» Work required
Write out every entry once more, character for character.

Dataset entries:
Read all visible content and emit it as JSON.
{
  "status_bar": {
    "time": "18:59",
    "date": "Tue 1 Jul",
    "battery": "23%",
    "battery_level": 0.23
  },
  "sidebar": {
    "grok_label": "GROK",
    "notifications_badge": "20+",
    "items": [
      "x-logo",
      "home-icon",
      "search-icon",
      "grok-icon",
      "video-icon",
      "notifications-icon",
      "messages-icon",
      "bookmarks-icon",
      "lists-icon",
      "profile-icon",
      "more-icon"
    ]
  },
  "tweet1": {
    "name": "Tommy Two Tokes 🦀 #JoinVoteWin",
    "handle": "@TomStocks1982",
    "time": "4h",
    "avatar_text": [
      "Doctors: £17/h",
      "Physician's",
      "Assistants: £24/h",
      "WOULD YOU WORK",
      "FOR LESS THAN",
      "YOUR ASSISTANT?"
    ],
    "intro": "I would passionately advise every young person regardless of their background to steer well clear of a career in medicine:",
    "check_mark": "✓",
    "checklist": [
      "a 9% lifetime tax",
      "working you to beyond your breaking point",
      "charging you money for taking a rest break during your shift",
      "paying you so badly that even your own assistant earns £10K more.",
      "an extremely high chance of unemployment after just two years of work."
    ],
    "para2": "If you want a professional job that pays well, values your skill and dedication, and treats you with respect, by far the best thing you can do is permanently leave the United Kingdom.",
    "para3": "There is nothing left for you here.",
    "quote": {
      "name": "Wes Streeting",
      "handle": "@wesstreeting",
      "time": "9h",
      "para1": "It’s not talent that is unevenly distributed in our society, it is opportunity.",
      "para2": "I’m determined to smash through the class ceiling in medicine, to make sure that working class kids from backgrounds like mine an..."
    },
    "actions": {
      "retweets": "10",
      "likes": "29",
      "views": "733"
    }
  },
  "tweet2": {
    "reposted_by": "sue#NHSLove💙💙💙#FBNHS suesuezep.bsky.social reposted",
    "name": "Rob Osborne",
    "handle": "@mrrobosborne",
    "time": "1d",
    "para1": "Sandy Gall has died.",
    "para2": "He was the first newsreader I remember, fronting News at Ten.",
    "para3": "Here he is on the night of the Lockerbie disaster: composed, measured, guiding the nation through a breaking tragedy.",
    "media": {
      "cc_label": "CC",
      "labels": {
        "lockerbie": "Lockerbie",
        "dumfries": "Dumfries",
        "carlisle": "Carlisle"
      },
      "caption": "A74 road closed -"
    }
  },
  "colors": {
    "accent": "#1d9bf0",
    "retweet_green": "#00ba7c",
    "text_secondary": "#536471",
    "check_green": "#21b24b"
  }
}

» Solution
Read all visible content and emit it as JSON.
{
  "status_bar": {
    "time": "18:59",
    "date": "Tue 1 Jul",
    "battery": "23%",
    "battery_level": 0.23
  },
  "sidebar": {
    "grok_label": "GROK",
    "notifications_badge": "20+",
    "items": [
      "x-logo",
      "home-icon",
      "search-icon",
      "grok-icon",
      "video-icon",
      "notifications-icon",
      "messages-icon",
      "bookmarks-icon",
      "lists-icon",
      "profile-icon",
      "more-icon"
    ]
  },
  "tweet1": {
    "name": "Tommy Two Tokes 🦀 #JoinVoteWin",
    "handle": "@TomStocks1982",
    "time": "4h",
    "avatar_text": [
      "Doctors: £17/h",
      "Physician's",
      "Assistants: £24/h",
      "WOULD YOU WORK",
      "FOR LESS THAN",
      "YOUR ASSISTANT?"
    ],
    "intro": "I would passionately advise every young person regardless of their background to steer well clear of a career in medicine:",
    "check_mark": "✓",
    "checklist": [
      "a 9% lifetime tax",
      "working you to beyond your breaking point",
      "charging you money for taking a rest break during your shift",
      "paying you so badly that even your own assistant earns £10K more.",
      "an extremely high chance of unemployment after just two years of work."
    ],
    "para2": "If you want a professional job that pays well, values your skill and dedication, and treats you with respect, by far the best thing you can do is permanently leave the United Kingdom.",
    "para3": "There is nothing left for you here.",
    "quote": {
      "name": "Wes Streeting",
      "handle": "@wesstreeting",
      "time": "9h",
      "para1": "It’s not talent that is unevenly distributed in our society, it is opportunity.",
      "para2": "I’m determined to smash through the class ceiling in medicine, to make sure that working class kids from backgrounds like mine an..."
    },
    "actions": {
      "retweets": "10",
      "likes": "29",
      "views": "733"
    }
  },
  "tweet2": {
    "reposted_by": "sue#NHSLove💙💙💙#FBNHS suesuezep.bsky.social reposted",
    "name": "Rob Osborne",
    "handle": "@mrrobosborne",
    "time": "1d",
    "para1": "Sandy Gall has died.",
    "para2": "He was the first newsreader I remember, fronting News at Ten.",
    "para3": "Here he is on the night of the Lockerbie disaster: composed, measured, guiding the nation through a breaking tragedy.",
    "media": {
      "cc_label": "CC",
      "labels": {
        "lockerbie": "Lockerbie",
        "dumfries": "Dumfries",
        "carlisle": "Carlisle"
      },
      "caption": "A74 road closed -"
    }
  },
  "colors": {
    "accent": "#1d9bf0",
    "retweet_green": "#00ba7c",
    "text_secondary": "#536471",
    "check_green": "#21b24b"
  }
}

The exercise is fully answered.